WASHINGTON — The Emergency Medical Treatment and Labor Act should be waived during declared emergencies, the statute's technical advisory group recommended to federal regulators late last year.
The exemption would apply during national, state, county, city, or hospital-specific situations, the panel agreed at a meeting held in Washington. EMTALA imposes specific obligations on hospitals that participate in Medicare to treat emergency patients regardless of ability to pay.
In order to qualify for the proposed emergency-related exemption, a hospital would have to be directly experiencing the crisis, and the emergency must interfere with the hospital's ability to comply with EMTALA. In addition, a hospital would be required to take “reasonably practical steps” to secure care for patients by ensuring they are seen at another facility. Any patient care decisions must apply to all patients regardless of insurance status.
Although Centers for Medicare and Medicaid Services (CMS) representatives said they were not aware of any hospitals being cited under EMTALA for not providing care during an emergency, the panel concluded that providers should not have to worry about possible violations under extreme circumstances.
The recommended waiver would preclude patients from filing lawsuits against hospitals that could not provide care in an emergency situation, said panel member Brian Robinson, president and CEO of HCA Las Vegas. That would “allow hospitals and doctors to quite simply do the right thing for their patients at the time,” he added.
In other action, the technical advisory group approved language that would affirm the use of technology in physician communications. The provision would replace current language in EMTALA guidelines that could be construed to prohibit the use of telemedicine devices.
The recommendation affirms that the treating physician has ultimate control over how a patient is treated, but that physicians may use a variety of methods to communicate with each other about patient care. It further indicates that an EMTALA violation occurs if an on-call physician refuses to physically appear at the emergency department when the treating physician requests it of him or her.
Panel members agreed that the use of technology should be encouraged to improve care in urban and rural settings.
“As we leverage technology to make a difference in how care is provided, we've got to ensure that there are no barriers to being able to utilize technology to improve patient care,” said advisory group member Dr. Warren Jones, executive director of the Mississippi division of Medicaid.

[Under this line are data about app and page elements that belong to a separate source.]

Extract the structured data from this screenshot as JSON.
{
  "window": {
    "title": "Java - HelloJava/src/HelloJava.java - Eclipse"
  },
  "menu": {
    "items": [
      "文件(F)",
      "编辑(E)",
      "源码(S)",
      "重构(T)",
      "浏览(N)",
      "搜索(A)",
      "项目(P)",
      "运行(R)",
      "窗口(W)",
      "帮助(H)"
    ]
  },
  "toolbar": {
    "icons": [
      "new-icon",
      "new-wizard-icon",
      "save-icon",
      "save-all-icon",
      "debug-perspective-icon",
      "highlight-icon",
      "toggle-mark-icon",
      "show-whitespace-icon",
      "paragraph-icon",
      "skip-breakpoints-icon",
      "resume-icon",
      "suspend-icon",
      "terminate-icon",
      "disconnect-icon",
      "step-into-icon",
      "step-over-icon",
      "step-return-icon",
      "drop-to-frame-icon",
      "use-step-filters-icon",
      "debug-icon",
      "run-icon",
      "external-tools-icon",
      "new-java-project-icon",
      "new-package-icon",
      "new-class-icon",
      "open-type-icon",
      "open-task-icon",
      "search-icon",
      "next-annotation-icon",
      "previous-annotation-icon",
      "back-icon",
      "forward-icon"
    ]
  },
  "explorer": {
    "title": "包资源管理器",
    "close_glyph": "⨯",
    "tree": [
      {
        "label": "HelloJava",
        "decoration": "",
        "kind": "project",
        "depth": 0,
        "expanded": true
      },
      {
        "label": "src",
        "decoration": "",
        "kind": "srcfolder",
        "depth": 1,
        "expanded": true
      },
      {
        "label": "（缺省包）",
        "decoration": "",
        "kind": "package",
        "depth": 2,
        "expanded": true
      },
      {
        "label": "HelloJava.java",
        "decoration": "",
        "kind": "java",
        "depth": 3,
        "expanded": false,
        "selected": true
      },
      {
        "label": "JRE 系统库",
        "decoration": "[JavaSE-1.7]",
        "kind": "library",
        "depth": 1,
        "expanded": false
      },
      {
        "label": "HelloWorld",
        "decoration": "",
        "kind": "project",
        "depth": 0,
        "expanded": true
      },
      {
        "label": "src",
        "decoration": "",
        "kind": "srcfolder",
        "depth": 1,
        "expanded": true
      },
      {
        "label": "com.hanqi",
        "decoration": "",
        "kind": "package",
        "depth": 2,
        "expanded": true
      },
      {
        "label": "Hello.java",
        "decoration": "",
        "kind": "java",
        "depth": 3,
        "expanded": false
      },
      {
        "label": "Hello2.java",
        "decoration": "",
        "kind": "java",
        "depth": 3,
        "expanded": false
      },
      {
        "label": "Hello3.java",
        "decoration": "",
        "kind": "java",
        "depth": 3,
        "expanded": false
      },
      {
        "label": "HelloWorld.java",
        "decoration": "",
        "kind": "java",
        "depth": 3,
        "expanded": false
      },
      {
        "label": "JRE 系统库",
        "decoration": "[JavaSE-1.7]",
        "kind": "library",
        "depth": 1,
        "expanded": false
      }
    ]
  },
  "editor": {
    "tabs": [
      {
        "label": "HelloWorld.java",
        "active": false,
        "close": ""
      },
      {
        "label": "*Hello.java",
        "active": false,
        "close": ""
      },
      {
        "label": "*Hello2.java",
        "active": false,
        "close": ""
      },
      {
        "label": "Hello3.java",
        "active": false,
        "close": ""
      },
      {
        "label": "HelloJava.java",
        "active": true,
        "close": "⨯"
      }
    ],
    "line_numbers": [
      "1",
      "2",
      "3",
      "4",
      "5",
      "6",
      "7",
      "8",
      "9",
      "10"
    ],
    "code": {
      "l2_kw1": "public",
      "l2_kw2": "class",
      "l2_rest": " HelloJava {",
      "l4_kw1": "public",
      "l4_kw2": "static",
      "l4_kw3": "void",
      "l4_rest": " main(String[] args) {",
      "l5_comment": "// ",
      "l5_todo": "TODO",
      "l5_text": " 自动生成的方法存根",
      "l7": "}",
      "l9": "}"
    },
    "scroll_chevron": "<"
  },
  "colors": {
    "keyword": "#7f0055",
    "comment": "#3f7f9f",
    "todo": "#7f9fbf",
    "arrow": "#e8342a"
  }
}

The panel also agreed to disseminate a letter from CMS staff detailing when a hospital is responsible for a patient who arrives via emergency medical services. CMS staffer Dodjie Guioa said prior agency guidance on the issue was being used by EMS providers “as a weapon” to force hospitals to take patients as soon as they arrived, even if the facility did not immediately have enough capacity. “That was not the intent,” he added.
EMS providers should stay with patients until resources are available to care for them, Mr. Guioa said. He added that it is not the intent of CMS to take enforcement actions against hospitals that cannot immediately take patients “if the circumstances are beyond their control.”
The panel discussed a number of issues that will be decided at a later date. Those topics included improvements to the CMS EMTALA Web site and to EMTALA enforcement. Specifically, the panel is urging less variability by region in enforcement efforts, as well as improvements in surveyor training.
The issue of air ambulances also is under consideration. The group heard testimony indicating that hospitals sometimes refuse the services of specific air ambulance companies, insisting instead on the use of their own contractors.
The panel also is exploring whether psychiatric patients need a separate definition of emergency and whether there should be intermediate sanctions available for hospitals that potentially violate EMTALA.
Physician on-call issues remain a priority for the panel, including ways to encourage regionalization of services and to ensure that on-call specialists are available for needed care.